■ Requirement:
From the entries that follow, gather each line holding the word "splith".

■ Data provided:
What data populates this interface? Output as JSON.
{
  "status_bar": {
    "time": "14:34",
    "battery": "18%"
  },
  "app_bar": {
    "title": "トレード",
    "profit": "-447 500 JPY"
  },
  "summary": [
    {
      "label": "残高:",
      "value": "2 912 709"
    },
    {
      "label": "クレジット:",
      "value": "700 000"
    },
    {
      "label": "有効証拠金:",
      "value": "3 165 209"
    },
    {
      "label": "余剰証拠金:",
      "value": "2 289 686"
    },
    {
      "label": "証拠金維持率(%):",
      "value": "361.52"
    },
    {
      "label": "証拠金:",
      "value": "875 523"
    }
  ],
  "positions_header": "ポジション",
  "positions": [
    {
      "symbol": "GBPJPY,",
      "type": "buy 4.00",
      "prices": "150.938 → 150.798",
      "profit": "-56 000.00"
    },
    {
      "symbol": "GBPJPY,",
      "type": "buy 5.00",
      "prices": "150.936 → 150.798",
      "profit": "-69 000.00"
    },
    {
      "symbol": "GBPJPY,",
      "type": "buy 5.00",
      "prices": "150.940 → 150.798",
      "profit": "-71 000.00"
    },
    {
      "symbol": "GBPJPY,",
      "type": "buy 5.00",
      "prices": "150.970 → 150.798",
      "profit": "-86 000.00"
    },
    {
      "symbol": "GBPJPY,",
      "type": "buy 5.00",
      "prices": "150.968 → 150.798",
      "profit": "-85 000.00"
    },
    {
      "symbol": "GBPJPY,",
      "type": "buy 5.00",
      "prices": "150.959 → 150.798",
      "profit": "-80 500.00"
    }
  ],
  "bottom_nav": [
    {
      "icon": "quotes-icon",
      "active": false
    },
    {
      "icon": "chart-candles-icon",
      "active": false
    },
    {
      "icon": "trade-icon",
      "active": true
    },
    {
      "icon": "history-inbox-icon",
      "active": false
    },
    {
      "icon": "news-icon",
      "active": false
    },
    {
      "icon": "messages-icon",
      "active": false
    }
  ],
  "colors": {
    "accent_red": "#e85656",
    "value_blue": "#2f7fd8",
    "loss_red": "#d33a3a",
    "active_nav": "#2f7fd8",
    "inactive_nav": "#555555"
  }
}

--

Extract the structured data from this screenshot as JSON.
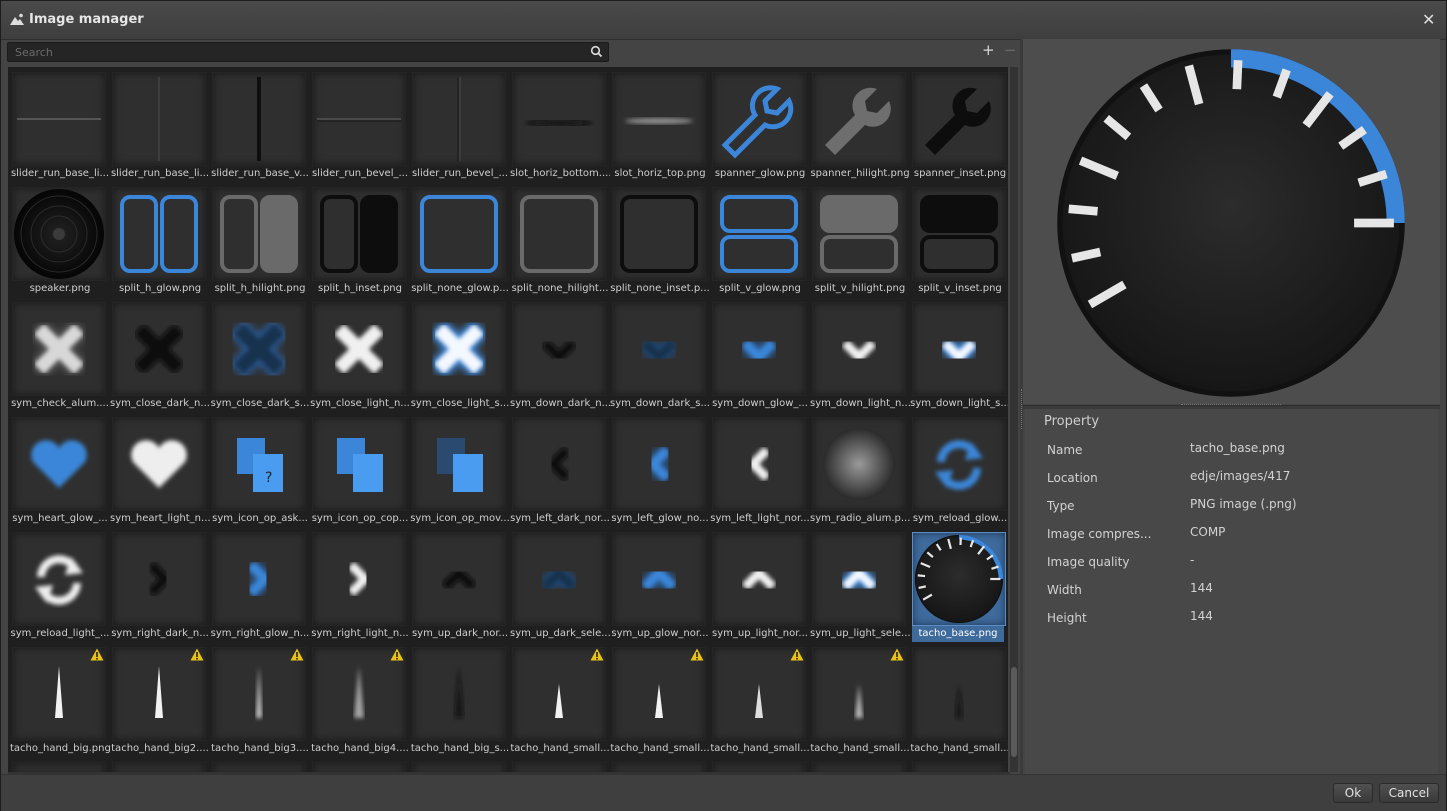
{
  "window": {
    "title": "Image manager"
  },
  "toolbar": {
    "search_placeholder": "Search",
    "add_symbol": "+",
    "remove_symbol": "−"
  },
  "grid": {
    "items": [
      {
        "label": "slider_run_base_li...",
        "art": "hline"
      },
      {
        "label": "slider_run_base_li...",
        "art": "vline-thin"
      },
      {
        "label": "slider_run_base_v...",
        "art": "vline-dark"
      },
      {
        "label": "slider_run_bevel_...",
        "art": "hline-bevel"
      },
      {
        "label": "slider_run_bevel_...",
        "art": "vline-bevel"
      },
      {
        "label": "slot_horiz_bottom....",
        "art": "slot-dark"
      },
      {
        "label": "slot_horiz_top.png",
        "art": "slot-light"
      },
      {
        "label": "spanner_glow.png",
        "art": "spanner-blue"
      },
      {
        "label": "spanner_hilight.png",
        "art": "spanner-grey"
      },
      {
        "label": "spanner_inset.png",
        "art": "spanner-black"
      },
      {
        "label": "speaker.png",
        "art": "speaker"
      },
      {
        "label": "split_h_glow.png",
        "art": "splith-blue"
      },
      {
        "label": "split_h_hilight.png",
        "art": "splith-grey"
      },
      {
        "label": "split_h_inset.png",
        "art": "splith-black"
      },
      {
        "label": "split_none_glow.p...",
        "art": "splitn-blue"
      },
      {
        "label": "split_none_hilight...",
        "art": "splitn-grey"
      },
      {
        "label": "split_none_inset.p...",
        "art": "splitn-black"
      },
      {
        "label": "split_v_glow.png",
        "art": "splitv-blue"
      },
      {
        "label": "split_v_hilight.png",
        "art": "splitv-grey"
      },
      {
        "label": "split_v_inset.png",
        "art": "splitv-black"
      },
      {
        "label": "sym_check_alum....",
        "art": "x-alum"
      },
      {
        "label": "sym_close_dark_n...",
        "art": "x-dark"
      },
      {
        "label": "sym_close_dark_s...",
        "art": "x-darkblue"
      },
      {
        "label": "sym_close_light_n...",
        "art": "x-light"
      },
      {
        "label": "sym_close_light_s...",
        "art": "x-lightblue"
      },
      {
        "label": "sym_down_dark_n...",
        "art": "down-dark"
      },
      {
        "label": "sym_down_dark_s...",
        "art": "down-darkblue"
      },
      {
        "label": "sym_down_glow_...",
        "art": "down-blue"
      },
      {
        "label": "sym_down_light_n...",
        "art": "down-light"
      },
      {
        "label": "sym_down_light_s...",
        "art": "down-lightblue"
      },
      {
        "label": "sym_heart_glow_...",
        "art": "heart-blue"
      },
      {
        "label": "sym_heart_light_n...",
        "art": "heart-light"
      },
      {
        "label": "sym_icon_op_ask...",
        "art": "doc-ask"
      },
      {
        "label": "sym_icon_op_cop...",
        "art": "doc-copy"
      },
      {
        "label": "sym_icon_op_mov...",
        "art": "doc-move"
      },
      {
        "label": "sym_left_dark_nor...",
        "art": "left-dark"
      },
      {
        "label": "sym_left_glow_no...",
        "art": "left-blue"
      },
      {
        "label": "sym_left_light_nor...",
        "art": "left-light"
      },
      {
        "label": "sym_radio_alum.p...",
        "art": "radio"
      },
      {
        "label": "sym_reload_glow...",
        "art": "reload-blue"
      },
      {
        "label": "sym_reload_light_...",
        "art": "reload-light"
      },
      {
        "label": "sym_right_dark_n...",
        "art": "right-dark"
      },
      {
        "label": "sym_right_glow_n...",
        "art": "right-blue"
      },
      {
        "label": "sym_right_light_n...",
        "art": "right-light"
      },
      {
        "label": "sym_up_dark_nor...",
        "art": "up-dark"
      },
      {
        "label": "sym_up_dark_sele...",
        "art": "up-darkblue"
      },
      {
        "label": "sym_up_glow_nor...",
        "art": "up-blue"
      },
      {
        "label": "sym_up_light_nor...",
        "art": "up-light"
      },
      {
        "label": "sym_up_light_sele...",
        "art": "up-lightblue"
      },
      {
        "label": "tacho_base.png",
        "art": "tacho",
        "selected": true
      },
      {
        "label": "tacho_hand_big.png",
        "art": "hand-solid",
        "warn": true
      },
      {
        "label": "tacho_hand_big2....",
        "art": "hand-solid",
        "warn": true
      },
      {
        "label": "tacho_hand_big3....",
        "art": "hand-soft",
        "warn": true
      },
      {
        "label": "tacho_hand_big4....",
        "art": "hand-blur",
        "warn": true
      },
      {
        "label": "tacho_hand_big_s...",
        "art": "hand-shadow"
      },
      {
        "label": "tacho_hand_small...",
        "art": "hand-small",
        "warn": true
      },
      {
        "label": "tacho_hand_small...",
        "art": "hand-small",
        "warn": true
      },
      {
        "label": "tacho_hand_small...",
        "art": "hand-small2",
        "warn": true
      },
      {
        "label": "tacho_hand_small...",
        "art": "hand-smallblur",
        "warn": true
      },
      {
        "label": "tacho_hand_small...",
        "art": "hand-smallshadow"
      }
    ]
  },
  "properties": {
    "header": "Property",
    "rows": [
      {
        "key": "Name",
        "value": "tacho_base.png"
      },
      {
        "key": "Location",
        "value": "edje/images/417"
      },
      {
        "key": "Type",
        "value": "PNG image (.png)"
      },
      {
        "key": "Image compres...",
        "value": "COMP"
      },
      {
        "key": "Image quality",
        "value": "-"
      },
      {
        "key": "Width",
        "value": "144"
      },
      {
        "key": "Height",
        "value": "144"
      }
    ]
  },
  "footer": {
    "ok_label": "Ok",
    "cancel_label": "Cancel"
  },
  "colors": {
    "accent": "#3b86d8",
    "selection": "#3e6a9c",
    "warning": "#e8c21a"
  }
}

■ Exercise output:
        "art": "splith-blue"
        "art": "splith-grey"
        "art": "splith-black"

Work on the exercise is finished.